◆ What you have to do
Exclude the pictures, then restate every entry below exactly.

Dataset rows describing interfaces
###

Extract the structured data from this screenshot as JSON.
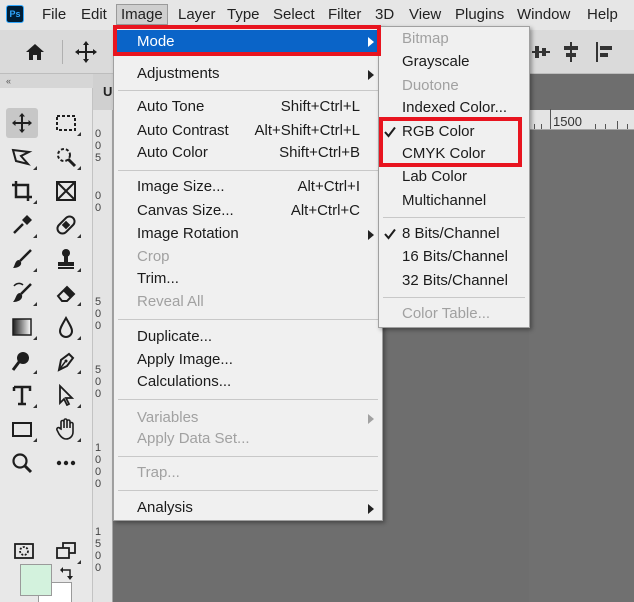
{
  "app": {
    "logo": "Ps"
  },
  "menubar": {
    "items": [
      {
        "label": "File"
      },
      {
        "label": "Edit"
      },
      {
        "label": "Image"
      },
      {
        "label": "Layer"
      },
      {
        "label": "Type"
      },
      {
        "label": "Select"
      },
      {
        "label": "Filter"
      },
      {
        "label": "3D"
      },
      {
        "label": "View"
      },
      {
        "label": "Plugins"
      },
      {
        "label": "Window"
      },
      {
        "label": "Help"
      }
    ]
  },
  "toolbox": {
    "collapse_label": "«"
  },
  "document": {
    "tab_label": "U"
  },
  "rulers": {
    "vertical": [
      "0",
      "0",
      "5",
      "0",
      "0",
      "5",
      "0",
      "0",
      "5",
      "0",
      "0",
      "1",
      "0",
      "0",
      "0",
      "1",
      "5",
      "0",
      "0"
    ],
    "horizontal": "1500"
  },
  "colors": {
    "foreground": "#d3f2dd",
    "background": "#ffffff",
    "highlight": "#0a64c8",
    "annotation": "#e8141f"
  },
  "image_menu": {
    "items": [
      {
        "label": "Mode",
        "submenu": true,
        "highlighted": true
      },
      {
        "label": "Adjustments",
        "submenu": true
      },
      {
        "label": "Auto Tone",
        "shortcut": "Shift+Ctrl+L"
      },
      {
        "label": "Auto Contrast",
        "shortcut": "Alt+Shift+Ctrl+L"
      },
      {
        "label": "Auto Color",
        "shortcut": "Shift+Ctrl+B"
      },
      {
        "label": "Image Size...",
        "shortcut": "Alt+Ctrl+I"
      },
      {
        "label": "Canvas Size...",
        "shortcut": "Alt+Ctrl+C"
      },
      {
        "label": "Image Rotation",
        "submenu": true
      },
      {
        "label": "Crop",
        "disabled": true
      },
      {
        "label": "Trim..."
      },
      {
        "label": "Reveal All",
        "disabled": true
      },
      {
        "label": "Duplicate..."
      },
      {
        "label": "Apply Image..."
      },
      {
        "label": "Calculations..."
      },
      {
        "label": "Variables",
        "submenu": true,
        "disabled": true
      },
      {
        "label": "Apply Data Set...",
        "disabled": true
      },
      {
        "label": "Trap...",
        "disabled": true
      },
      {
        "label": "Analysis",
        "submenu": true
      }
    ]
  },
  "mode_submenu": {
    "items": [
      {
        "label": "Bitmap",
        "disabled": true
      },
      {
        "label": "Grayscale"
      },
      {
        "label": "Duotone",
        "disabled": true
      },
      {
        "label": "Indexed Color..."
      },
      {
        "label": "RGB Color",
        "checked": true
      },
      {
        "label": "CMYK Color"
      },
      {
        "label": "Lab Color"
      },
      {
        "label": "Multichannel"
      },
      {
        "label": "8 Bits/Channel",
        "checked": true
      },
      {
        "label": "16 Bits/Channel"
      },
      {
        "label": "32 Bits/Channel"
      },
      {
        "label": "Color Table...",
        "disabled": true
      }
    ]
  }
}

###

◆ Solution to this exercise
Extract the structured data from this screenshot as JSON.
{
  "app": {
    "logo": "Ps"
  },
  "menubar": {
    "items": [
      {
        "label": "File"
      },
      {
        "label": "Edit"
      },
      {
        "label": "Image"
      },
      {
        "label": "Layer"
      },
      {
        "label": "Type"
      },
      {
        "label": "Select"
      },
      {
        "label": "Filter"
      },
      {
        "label": "3D"
      },
      {
        "label": "View"
      },
      {
        "label": "Plugins"
      },
      {
        "label": "Window"
      },
      {
        "label": "Help"
      }
    ]
  },
  "toolbox": {
    "collapse_label": "«"
  },
  "document": {
    "tab_label": "U"
  },
  "rulers": {
    "vertical": [
      "0",
      "0",
      "5",
      "0",
      "0",
      "5",
      "0",
      "0",
      "5",
      "0",
      "0",
      "1",
      "0",
      "0",
      "0",
      "1",
      "5",
      "0",
      "0"
    ],
    "horizontal": "1500"
  },
  "colors": {
    "foreground": "#d3f2dd",
    "background": "#ffffff",
    "highlight": "#0a64c8",
    "annotation": "#e8141f"
  },
  "image_menu": {
    "items": [
      {
        "label": "Mode",
        "submenu": true,
        "highlighted": true
      },
      {
        "label": "Adjustments",
        "submenu": true
      },
      {
        "label": "Auto Tone",
        "shortcut": "Shift+Ctrl+L"
      },
      {
        "label": "Auto Contrast",
        "shortcut": "Alt+Shift+Ctrl+L"
      },
      {
        "label": "Auto Color",
        "shortcut": "Shift+Ctrl+B"
      },
      {
        "label": "Image Size...",
        "shortcut": "Alt+Ctrl+I"
      },
      {
        "label": "Canvas Size...",
        "shortcut": "Alt+Ctrl+C"
      },
      {
        "label": "Image Rotation",
        "submenu": true
      },
      {
        "label": "Crop",
        "disabled": true
      },
      {
        "label": "Trim..."
      },
      {
        "label": "Reveal All",
        "disabled": true
      },
      {
        "label": "Duplicate..."
      },
      {
        "label": "Apply Image..."
      },
      {
        "label": "Calculations..."
      },
      {
        "label": "Variables",
        "submenu": true,
        "disabled": true
      },
      {
        "label": "Apply Data Set...",
        "disabled": true
      },
      {
        "label": "Trap...",
        "disabled": true
      },
      {
        "label": "Analysis",
        "submenu": true
      }
    ]
  },
  "mode_submenu": {
    "items": [
      {
        "label": "Bitmap",
        "disabled": true
      },
      {
        "label": "Grayscale"
      },
      {
        "label": "Duotone",
        "disabled": true
      },
      {
        "label": "Indexed Color..."
      },
      {
        "label": "RGB Color",
        "checked": true
      },
      {
        "label": "CMYK Color"
      },
      {
        "label": "Lab Color"
      },
      {
        "label": "Multichannel"
      },
      {
        "label": "8 Bits/Channel",
        "checked": true
      },
      {
        "label": "16 Bits/Channel"
      },
      {
        "label": "32 Bits/Channel"
      },
      {
        "label": "Color Table...",
        "disabled": true
      }
    ]
  }
}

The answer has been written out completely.